### YOUR TASK
If a line below contains the string "icon", return that line.

═══

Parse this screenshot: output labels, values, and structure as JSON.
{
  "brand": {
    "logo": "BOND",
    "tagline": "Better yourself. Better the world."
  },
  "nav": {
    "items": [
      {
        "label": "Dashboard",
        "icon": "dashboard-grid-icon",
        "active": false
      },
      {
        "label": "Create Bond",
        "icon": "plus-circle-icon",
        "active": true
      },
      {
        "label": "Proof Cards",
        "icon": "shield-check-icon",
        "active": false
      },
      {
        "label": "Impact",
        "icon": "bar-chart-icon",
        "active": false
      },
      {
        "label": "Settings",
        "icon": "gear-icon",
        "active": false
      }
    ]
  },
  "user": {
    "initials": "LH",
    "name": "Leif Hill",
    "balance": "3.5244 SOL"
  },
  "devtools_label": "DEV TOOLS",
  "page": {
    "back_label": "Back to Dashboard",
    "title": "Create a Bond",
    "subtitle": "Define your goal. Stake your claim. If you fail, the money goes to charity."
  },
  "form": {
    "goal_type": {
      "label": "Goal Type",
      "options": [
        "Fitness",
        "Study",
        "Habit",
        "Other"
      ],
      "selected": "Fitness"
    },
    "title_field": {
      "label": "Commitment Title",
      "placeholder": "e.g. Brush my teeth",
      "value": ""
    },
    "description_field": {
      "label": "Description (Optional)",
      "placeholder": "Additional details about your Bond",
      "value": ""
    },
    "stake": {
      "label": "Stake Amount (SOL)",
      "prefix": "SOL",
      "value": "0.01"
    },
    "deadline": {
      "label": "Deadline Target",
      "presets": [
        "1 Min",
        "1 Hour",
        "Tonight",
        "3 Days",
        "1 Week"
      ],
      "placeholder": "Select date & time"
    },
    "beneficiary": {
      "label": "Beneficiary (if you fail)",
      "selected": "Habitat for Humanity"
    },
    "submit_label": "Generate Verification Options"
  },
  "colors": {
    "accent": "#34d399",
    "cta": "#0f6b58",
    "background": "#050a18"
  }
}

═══

### SOLUTION TO THIS EXERCISE
        "icon": "dashboard-grid-icon",
        "icon": "plus-circle-icon",
        "icon": "shield-check-icon",
        "icon": "bar-chart-icon",
        "icon": "gear-icon",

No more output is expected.